→ PROBLEM TO SOLVE: Only an exact, line-for-line copy of the data will serve as the answer.

....

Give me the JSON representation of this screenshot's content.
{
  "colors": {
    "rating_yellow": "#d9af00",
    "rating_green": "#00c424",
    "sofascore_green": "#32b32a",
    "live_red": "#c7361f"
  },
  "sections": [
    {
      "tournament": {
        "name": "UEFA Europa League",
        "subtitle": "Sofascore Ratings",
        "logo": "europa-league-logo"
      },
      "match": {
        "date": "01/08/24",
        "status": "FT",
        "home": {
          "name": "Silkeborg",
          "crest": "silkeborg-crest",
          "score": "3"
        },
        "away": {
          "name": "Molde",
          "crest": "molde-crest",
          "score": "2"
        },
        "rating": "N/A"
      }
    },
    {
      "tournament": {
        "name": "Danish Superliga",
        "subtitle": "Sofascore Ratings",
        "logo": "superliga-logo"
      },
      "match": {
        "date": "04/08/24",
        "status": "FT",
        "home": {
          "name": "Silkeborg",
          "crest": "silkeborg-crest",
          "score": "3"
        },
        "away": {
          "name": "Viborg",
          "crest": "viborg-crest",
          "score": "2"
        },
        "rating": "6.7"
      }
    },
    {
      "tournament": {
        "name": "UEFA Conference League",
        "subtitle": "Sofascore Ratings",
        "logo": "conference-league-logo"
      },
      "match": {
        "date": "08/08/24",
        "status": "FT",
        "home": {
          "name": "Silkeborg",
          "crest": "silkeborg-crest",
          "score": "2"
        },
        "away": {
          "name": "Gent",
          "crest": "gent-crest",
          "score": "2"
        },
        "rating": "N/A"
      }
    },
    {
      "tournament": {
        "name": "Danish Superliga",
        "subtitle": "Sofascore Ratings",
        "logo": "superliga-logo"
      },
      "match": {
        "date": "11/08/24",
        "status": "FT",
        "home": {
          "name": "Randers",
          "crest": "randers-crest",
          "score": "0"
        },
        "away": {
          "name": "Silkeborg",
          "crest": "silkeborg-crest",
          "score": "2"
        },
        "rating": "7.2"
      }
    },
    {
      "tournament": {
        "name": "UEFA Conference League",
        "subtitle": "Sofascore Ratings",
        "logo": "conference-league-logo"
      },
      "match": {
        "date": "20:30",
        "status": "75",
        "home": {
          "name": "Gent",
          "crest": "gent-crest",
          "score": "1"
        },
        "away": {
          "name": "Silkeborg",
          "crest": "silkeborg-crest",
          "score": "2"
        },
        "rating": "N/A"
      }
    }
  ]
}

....

→ ANSWER SPACE:
Give me the JSON representation of this screenshot's content.
{
  "colors": {
    "rating_yellow": "#d9af00",
    "rating_green": "#00c424",
    "sofascore_green": "#32b32a",
    "live_red": "#c7361f"
  },
  "sections": [
    {
      "tournament": {
        "name": "UEFA Europa League",
        "subtitle": "Sofascore Ratings",
        "logo": "europa-league-logo"
      },
      "match": {
        "date": "01/08/24",
        "status": "FT",
        "home": {
          "name": "Silkeborg",
          "crest": "silkeborg-crest",
          "score": "3"
        },
        "away": {
          "name": "Molde",
          "crest": "molde-crest",
          "score": "2"
        },
        "rating": "N/A"
      }
    },
    {
      "tournament": {
        "name": "Danish Superliga",
        "subtitle": "Sofascore Ratings",
        "logo": "superliga-logo"
      },
      "match": {
        "date": "04/08/24",
        "status": "FT",
        "home": {
          "name": "Silkeborg",
          "crest": "silkeborg-crest",
          "score": "3"
        },
        "away": {
          "name": "Viborg",
          "crest": "viborg-crest",
          "score": "2"
        },
        "rating": "6.7"
      }
    },
    {
      "tournament": {
        "name": "UEFA Conference League",
        "subtitle": "Sofascore Ratings",
        "logo": "conference-league-logo"
      },
      "match": {
        "date": "08/08/24",
        "status": "FT",
        "home": {
          "name": "Silkeborg",
          "crest": "silkeborg-crest",
          "score": "2"
        },
        "away": {
          "name": "Gent",
          "crest": "gent-crest",
          "score": "2"
        },
        "rating": "N/A"
      }
    },
    {
      "tournament": {
        "name": "Danish Superliga",
        "subtitle": "Sofascore Ratings",
        "logo": "superliga-logo"
      },
      "match": {
        "date": "11/08/24",
        "status": "FT",
        "home": {
          "name": "Randers",
          "crest": "randers-crest",
          "score": "0"
        },
        "away": {
          "name": "Silkeborg",
          "crest": "silkeborg-crest",
          "score": "2"
        },
        "rating": "7.2"
      }
    },
    {
      "tournament": {
        "name": "UEFA Conference League",
        "subtitle": "Sofascore Ratings",
        "logo": "conference-league-logo"
      },
      "match": {
        "date": "20:30",
        "status": "75",
        "home": {
          "name": "Gent",
          "crest": "gent-crest",
          "score": "1"
        },
        "away": {
          "name": "Silkeborg",
          "crest": "silkeborg-crest",
          "score": "2"
        },
        "rating": "N/A"
      }
    }
  ]
}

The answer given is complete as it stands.